Soon, I headed out into Churchill, then Pershing, then Lander, and to the southern needle of Clark. I was immediately hit by the enduring ways of the past in a state challenged by progress. In our gray-goo society so stuck in our phones, slaves to gizmos and struggling with constant change, even the very passing of time remained irrelevant. Through Nevada's rich heritage, even the most hardened techie would feel humbled and completely enraptured in the unparalleled freedom that is without peer. And in these sights was history calling, waiting to be found.

US 95 in between McDermitt and Paradise Valley. Photo taken in 2009.

Number of sick days taken: 84
Number of nights beneath the stars: 2,140
Gallons of caffeine consumed: Not enough
Miles driven: 80,000+
Pairs of tires replaced: 14
Windshields replaced: 2
Number of Towns visited: 86
Number of Counties visited: 17
Nevada Atlases lost: 7
Photos taken: 250 gb
Hours behind a computer: Countless
Number of website rebuilds: 3
Money "lost": $48
New friends met along the way: 186

So like any twitterpated fool I carried on this labor of love: a love of history, exploration, and storytelling. I call it a love for all things we take for granted. While some have called it a hobby, others liken it insanity. The majority declare it passion and I trust that many of you who've stumbled upon this manifest share a deep loving respect for Nevada. At the very least, I hope you possess a quiet curiosity about what I call the Nevada state of mind.

Getting nice and picturey at Franktown. Photo taken in 2010.

With so much material at my disposal, I taught myself web design. I had originally planned the website to be nothing more than a gray database to store the notes and information I had compiled from behind the wheel, but I was unaware at just how many of my fellow Nevadans shared the same wanderlust. I'm proud to say since this website's debut in 2007, viewers from the far reaches of the state and beyond have experienced the same magnitude of awe that Nevada has provided me over the years. And let me say: this has been no easy feat. Plenty of comfortable beds, warm meals, and clean shaves were overlooked in favor of the quest. Most of my nights were spent under the stars imagining the same life as that of an early Nevadan. High Rock. Jarbidge. Ione. Black Rock. McDermitt. Belmont.

That's how I did Nevada.

(c) Nevada Appeal, February 2011
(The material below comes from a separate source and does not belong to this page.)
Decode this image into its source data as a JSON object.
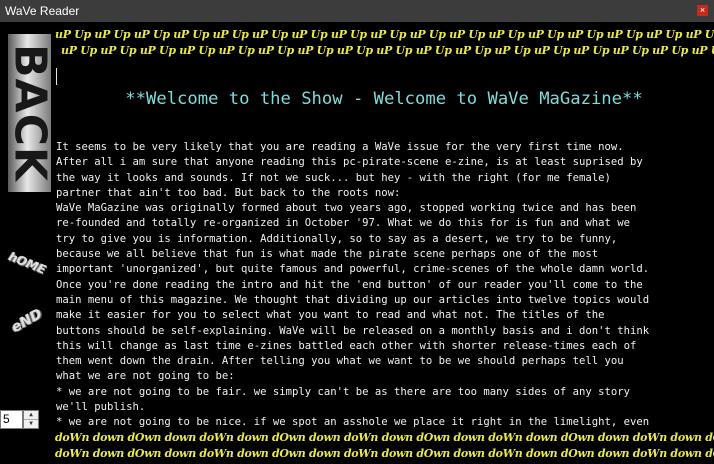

My work was far from over back in the real world. It's still far from over. In addition to crumbling ruins, knee-high sagebrush, and mountain views, this adventure took place equally among concrete walls, elevator music, and knees bent at a laptop. A generous portion of my "marker hunting" has amounted to endless hours of research in libraries, state archives and government offices with plenty of phone calls and working lunches. I've pled with ranchers for land access, networked with government officials, and happily jabbered through dead-end conversations for the sake of furthering the hunt. Dividing fact from rumor and recording notes and photographs long into the wee hours of the morning sometimes took the excitement out of what I was seeking in the first place: fun and freedom. All of this hard work showed when Nevada Landmarks made its first front-cover newspaper debut and a two-page article in the Nevada Appeal, February 1, 2011. A few days later, KOLO 8 News Reno ran this segment on my adventure to capture history:

      KOLO 8: Nevada Landmarks!

We all swoon over a love story and this journey is a labor of love.

Yup. You've arrived at a pretty cool place! And we think Nevada's not bad either. We have no doubt you'll find just about everything you've ever wanted to know about this fascinating state we call home. Nevada Landmarks is unique because in addition to its accurate and interactive database of all 271 historical markers, we decided to add another half of this website consisting of what we call the "Nevada Portal." The Nevada Portal covers just about everything remotely Nevada related. Name it, and we've probably covered it. Gracie and I don't believe in spoiling surprises so get on with your bad self and discover it for yourself!

Thanks for stopping by! Stay calm and be Battle Born.